ASSIGNMENT - Each line of the records below that contains "battery" needs to be copied.

DATA RECORDS -
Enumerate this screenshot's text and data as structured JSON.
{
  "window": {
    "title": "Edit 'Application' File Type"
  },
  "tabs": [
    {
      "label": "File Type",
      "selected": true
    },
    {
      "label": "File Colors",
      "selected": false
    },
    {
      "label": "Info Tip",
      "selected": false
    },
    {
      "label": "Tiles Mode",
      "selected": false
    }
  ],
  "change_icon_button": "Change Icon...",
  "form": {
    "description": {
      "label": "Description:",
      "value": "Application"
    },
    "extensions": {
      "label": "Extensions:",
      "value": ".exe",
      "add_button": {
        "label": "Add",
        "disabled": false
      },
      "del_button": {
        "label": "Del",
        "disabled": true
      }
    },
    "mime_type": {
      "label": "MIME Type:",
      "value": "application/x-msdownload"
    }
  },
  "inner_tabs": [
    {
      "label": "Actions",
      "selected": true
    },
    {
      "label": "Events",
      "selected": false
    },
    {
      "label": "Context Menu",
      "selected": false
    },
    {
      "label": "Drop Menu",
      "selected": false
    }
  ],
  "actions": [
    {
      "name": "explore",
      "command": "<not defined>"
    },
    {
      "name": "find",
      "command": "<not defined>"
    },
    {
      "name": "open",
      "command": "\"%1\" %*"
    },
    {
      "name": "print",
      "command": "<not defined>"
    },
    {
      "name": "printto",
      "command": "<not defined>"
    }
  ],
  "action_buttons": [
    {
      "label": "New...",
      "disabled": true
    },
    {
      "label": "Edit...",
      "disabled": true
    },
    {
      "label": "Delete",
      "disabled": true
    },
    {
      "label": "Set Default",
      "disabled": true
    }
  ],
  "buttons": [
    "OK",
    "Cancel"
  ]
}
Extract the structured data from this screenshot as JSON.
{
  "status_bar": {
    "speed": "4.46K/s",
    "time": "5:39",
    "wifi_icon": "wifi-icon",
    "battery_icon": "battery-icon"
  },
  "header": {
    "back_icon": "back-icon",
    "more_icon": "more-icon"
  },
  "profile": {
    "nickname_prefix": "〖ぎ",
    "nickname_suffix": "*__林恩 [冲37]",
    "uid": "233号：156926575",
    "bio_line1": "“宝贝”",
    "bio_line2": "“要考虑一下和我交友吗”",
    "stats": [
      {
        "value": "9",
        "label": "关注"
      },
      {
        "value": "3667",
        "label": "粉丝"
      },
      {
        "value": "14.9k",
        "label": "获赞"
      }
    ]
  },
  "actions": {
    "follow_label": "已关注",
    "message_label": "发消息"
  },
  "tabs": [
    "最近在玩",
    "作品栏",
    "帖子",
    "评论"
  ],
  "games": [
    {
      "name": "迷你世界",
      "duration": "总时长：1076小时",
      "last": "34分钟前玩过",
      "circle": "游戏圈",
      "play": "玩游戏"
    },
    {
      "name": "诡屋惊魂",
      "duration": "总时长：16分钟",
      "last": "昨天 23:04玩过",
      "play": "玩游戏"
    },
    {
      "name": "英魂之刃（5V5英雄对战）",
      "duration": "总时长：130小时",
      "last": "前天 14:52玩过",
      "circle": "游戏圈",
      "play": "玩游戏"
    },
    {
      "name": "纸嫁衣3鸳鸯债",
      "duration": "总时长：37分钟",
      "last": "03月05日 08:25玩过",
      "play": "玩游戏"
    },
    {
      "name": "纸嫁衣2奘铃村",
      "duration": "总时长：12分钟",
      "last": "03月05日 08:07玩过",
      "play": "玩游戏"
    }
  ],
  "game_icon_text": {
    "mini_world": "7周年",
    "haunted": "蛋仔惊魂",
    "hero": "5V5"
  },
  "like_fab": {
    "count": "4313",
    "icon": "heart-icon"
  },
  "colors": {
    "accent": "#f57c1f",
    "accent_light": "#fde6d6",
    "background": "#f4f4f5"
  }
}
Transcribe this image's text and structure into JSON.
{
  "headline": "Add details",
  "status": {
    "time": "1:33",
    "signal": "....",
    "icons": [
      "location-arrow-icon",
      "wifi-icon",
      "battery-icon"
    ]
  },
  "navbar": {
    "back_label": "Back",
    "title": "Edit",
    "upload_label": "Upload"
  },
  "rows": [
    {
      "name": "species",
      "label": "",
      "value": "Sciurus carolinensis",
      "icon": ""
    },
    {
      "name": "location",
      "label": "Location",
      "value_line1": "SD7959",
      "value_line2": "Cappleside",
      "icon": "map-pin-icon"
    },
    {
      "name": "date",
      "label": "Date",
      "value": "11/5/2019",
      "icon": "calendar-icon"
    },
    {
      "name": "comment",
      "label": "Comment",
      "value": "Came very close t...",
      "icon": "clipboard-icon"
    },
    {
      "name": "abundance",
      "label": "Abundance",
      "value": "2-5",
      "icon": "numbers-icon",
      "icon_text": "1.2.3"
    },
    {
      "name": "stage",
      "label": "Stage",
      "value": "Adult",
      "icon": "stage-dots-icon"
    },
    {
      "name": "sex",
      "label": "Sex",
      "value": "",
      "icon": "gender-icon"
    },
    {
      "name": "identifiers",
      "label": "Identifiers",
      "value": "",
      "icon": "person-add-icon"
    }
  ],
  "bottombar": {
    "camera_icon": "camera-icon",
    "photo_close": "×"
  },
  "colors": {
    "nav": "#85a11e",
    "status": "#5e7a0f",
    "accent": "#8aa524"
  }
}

RESULT FOR THIS EXERCISE -
    "battery_icon": "battery-icon"
      "battery-icon"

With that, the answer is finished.